A key parameter in determining the depth of penetration for a microwave beam into soil or rock is the permittivity of the material. Once the water and hydrocarbons have been removed, the permittivity of the rock will determine how far from the radiating antenna microwave energy will penetrate to heat, fracture, and remove hydrocarbons from the subsurface. Since the permittivity of the rock is extremely low, a special resonant cavity was construct and using a vector network analyzer, the permittivity of aluminum silicate material, typical of shale, was accurately measured.

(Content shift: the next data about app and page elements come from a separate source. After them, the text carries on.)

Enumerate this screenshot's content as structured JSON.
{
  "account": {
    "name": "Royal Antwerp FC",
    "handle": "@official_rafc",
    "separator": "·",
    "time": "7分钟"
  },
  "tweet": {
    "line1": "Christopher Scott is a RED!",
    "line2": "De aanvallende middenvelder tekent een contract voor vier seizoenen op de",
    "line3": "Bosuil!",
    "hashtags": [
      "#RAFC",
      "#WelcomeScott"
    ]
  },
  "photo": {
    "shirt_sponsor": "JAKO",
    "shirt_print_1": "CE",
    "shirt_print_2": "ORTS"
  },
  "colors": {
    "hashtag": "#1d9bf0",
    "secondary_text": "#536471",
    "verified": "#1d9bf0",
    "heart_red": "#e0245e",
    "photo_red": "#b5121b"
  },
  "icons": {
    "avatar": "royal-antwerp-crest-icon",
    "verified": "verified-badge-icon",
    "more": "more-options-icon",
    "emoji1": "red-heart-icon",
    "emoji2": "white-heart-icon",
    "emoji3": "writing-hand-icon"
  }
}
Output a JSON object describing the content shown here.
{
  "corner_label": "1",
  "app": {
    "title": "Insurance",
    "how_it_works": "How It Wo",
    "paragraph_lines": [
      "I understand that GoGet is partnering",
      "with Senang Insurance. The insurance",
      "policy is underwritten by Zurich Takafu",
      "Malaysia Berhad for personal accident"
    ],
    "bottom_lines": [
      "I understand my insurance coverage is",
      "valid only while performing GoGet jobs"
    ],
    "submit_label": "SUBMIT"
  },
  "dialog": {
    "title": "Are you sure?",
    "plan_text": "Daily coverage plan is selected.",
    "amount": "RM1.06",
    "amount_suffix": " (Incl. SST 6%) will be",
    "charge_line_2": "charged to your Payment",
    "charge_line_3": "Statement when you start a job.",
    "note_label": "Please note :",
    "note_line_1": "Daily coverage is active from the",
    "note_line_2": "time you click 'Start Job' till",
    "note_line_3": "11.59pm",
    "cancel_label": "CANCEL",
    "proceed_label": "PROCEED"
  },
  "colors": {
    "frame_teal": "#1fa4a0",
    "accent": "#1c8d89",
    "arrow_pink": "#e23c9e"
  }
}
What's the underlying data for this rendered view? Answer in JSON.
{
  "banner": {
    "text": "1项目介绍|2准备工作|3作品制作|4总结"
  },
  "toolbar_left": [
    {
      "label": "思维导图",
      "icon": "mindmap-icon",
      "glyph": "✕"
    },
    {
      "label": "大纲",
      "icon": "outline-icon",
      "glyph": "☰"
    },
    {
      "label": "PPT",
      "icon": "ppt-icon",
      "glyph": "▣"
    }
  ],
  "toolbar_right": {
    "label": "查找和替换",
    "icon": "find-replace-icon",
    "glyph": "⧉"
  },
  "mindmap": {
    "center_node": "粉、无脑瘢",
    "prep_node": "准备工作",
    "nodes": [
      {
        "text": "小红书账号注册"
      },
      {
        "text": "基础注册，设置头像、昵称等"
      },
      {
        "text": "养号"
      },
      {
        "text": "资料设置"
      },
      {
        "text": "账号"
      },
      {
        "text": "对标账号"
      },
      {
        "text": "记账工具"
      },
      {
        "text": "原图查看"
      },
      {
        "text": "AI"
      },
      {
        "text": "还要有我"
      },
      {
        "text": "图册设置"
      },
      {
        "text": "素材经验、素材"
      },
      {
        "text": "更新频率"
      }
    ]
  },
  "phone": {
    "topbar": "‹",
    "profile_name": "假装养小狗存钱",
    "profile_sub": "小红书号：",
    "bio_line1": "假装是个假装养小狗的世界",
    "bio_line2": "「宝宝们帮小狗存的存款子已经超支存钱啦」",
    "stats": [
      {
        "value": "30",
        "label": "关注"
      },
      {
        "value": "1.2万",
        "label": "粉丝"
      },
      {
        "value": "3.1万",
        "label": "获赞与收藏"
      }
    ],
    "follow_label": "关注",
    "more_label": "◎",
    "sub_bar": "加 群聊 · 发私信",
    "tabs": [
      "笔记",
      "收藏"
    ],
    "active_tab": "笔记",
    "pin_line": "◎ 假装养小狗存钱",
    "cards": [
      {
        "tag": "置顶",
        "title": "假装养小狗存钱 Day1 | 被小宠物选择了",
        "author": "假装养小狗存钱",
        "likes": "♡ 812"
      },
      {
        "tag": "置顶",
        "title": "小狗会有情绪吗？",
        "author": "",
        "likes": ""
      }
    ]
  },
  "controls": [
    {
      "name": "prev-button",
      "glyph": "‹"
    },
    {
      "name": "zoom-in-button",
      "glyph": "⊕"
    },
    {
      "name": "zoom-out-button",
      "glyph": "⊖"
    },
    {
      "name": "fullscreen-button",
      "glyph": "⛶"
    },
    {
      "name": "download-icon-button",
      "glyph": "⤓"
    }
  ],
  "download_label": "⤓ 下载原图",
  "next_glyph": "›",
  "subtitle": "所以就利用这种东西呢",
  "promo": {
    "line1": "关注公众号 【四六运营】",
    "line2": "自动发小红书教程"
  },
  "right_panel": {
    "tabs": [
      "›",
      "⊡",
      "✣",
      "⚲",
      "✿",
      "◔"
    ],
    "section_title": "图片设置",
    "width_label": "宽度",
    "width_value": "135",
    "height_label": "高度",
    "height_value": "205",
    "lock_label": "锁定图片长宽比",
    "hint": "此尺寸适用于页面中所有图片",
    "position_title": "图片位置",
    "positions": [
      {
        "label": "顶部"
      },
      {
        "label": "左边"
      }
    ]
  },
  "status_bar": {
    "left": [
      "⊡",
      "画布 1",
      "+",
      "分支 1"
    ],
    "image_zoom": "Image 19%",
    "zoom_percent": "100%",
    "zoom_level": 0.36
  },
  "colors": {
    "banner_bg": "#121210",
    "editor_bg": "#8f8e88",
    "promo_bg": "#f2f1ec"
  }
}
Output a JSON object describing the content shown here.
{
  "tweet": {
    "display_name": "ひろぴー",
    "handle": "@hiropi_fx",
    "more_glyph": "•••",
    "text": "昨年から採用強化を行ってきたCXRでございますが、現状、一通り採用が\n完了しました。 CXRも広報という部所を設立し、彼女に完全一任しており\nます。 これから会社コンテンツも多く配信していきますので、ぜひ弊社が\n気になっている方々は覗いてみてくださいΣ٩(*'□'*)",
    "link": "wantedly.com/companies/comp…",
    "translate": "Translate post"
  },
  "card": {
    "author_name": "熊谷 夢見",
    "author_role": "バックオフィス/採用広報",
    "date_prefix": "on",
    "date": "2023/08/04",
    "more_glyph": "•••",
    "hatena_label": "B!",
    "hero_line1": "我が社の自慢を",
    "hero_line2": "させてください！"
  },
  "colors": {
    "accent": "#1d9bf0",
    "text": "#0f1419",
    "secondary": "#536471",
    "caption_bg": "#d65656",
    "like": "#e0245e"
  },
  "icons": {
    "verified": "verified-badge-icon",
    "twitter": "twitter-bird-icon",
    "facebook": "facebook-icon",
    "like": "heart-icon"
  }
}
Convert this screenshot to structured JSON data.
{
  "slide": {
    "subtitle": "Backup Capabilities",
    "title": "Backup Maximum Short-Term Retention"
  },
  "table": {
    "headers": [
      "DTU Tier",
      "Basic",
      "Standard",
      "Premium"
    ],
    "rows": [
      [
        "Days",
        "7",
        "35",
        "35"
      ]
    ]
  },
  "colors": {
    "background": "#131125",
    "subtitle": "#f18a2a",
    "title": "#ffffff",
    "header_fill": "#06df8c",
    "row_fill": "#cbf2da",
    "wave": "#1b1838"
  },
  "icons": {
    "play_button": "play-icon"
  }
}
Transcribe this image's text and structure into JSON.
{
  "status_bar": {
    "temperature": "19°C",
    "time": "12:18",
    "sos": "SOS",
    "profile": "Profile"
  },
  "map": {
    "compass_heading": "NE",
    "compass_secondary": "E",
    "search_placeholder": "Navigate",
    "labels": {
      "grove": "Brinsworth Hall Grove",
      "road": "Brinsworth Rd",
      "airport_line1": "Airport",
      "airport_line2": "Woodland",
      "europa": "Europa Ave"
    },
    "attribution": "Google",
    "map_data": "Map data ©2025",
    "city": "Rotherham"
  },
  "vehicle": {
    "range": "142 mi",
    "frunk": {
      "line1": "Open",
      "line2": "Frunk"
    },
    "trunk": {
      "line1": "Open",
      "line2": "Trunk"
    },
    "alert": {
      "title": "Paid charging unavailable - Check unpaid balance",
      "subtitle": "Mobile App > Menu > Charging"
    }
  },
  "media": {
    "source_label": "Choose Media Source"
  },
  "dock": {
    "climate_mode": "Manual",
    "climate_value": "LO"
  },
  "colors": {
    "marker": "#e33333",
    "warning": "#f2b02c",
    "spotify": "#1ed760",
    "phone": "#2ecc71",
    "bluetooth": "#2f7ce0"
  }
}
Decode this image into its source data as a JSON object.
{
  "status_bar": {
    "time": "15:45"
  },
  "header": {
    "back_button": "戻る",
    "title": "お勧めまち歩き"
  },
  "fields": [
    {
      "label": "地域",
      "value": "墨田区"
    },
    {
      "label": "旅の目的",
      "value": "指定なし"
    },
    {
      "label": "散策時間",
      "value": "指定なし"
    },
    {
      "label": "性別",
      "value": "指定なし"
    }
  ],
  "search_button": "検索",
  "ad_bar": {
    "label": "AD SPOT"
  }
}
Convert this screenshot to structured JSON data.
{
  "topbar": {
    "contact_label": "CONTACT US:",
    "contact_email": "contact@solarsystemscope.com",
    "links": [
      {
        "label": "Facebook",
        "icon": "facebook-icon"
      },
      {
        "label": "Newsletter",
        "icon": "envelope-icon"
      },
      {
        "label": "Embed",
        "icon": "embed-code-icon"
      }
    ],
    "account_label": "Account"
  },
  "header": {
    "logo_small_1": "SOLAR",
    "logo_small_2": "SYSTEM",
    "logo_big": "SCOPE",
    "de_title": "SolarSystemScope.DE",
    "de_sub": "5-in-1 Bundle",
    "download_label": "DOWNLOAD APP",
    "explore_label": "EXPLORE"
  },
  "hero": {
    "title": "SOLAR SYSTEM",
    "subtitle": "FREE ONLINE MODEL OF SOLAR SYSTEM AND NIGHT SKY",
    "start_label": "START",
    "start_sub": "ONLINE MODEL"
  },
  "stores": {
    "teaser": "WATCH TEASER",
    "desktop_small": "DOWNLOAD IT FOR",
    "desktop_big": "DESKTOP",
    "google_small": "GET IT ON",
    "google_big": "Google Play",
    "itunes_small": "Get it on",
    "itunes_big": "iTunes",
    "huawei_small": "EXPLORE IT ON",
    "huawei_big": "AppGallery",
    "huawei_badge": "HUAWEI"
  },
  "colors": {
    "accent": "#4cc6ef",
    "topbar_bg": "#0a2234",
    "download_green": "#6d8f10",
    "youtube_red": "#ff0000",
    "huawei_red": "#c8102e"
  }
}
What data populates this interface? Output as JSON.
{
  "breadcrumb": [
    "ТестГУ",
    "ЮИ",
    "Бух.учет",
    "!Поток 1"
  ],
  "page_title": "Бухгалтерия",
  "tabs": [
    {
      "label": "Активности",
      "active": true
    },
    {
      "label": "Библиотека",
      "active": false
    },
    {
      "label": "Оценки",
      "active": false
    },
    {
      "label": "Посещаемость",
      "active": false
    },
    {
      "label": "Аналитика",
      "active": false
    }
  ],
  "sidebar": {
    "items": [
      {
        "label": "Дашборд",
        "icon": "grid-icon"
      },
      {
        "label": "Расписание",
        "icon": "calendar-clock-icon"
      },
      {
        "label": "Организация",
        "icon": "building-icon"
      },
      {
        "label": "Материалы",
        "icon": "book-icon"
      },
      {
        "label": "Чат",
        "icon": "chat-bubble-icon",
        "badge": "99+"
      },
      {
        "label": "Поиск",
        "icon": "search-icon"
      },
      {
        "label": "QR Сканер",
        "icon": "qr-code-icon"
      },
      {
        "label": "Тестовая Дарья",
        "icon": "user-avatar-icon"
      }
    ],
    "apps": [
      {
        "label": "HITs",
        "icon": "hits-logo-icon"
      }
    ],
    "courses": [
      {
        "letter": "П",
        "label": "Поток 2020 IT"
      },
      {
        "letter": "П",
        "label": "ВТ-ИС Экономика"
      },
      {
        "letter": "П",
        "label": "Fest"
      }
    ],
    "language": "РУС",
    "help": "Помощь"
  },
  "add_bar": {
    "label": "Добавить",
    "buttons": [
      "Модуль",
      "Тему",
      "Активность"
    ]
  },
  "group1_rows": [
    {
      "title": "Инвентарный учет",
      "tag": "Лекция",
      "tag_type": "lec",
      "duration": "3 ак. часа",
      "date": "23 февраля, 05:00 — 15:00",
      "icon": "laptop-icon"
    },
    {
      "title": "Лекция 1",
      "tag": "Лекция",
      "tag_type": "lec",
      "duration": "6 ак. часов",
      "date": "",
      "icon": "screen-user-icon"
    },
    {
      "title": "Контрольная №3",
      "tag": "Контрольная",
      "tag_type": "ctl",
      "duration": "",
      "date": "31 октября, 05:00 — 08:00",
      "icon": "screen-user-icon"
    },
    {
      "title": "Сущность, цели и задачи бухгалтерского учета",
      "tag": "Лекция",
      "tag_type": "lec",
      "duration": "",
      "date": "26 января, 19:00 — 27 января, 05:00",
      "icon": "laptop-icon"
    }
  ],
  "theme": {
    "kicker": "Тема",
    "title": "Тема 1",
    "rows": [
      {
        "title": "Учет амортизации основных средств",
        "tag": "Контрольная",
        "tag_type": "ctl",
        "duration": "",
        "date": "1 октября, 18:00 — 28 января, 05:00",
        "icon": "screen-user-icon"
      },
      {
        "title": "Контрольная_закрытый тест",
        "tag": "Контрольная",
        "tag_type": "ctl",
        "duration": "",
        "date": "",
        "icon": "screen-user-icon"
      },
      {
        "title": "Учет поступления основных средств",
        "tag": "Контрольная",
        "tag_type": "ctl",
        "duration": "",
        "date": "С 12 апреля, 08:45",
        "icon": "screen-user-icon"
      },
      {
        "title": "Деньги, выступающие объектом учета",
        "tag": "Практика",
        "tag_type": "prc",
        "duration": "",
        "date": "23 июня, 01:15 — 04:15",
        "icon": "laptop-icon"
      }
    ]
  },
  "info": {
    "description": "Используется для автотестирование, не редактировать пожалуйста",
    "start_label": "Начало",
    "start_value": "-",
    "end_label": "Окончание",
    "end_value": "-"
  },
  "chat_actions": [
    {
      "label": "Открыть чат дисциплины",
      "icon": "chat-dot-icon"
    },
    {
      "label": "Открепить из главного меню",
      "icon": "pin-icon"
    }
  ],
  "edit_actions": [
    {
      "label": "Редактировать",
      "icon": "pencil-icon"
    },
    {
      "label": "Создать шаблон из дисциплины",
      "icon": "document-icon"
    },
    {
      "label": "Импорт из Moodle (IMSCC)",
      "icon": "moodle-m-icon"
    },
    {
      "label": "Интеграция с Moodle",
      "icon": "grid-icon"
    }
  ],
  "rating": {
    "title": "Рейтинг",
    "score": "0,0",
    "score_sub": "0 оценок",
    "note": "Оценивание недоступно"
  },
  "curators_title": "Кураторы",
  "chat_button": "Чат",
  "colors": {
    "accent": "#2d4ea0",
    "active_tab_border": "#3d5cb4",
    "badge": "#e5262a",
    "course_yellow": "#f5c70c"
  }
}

With accurate data, it is possible to calculate the attenuation coefficient for microwave energy radiating in the subsurface. These calculation indicate that for most rock and soil types, it is possible to penetrate 25 meters from a well while maintaining 10 percent of the electric field strength. All hydrocarbons can be removed efficiently in a circle 50 meters in diameter or it is possible to fracture the rock and provide a low cost alternative to conventional hydrofracturing.